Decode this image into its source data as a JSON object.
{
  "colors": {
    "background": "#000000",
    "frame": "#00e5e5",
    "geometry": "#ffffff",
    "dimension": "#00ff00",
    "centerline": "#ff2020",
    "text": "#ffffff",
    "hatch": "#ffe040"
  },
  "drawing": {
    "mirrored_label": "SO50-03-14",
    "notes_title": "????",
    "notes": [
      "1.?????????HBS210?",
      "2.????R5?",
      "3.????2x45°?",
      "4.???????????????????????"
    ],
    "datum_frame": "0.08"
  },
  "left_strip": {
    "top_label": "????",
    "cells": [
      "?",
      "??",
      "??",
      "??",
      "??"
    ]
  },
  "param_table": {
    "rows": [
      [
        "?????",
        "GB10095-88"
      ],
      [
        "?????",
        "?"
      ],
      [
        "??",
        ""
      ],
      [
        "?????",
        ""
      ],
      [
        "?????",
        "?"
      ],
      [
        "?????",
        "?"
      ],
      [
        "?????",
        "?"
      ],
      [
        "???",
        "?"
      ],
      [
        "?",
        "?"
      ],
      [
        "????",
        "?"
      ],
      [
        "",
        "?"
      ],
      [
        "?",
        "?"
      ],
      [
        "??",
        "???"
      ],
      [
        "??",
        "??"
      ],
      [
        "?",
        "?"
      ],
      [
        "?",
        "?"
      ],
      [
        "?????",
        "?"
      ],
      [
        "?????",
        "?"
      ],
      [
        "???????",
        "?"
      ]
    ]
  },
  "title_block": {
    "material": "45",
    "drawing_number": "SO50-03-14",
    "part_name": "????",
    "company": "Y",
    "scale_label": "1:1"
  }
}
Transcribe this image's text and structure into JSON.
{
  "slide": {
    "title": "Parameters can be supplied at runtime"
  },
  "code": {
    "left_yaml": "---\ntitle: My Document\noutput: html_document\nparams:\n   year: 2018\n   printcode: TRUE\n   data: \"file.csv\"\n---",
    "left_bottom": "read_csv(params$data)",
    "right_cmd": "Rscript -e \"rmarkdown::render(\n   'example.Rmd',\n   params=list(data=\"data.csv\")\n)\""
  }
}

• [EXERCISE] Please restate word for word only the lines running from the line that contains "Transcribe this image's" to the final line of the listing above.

• [SOLUTION TO THIS PROBLEM]
Transcribe this image's text and structure into JSON.
{
  "slide": {
    "title": "Parameters can be supplied at runtime"
  },
  "code": {
    "left_yaml": "---\ntitle: My Document\noutput: html_document\nparams:\n   year: 2018\n   printcode: TRUE\n   data: \"file.csv\"\n---",
    "left_bottom": "read_csv(params$data)",
    "right_cmd": "Rscript -e \"rmarkdown::render(\n   'example.Rmd',\n   params=list(data=\"data.csv\")\n)\""
  }
}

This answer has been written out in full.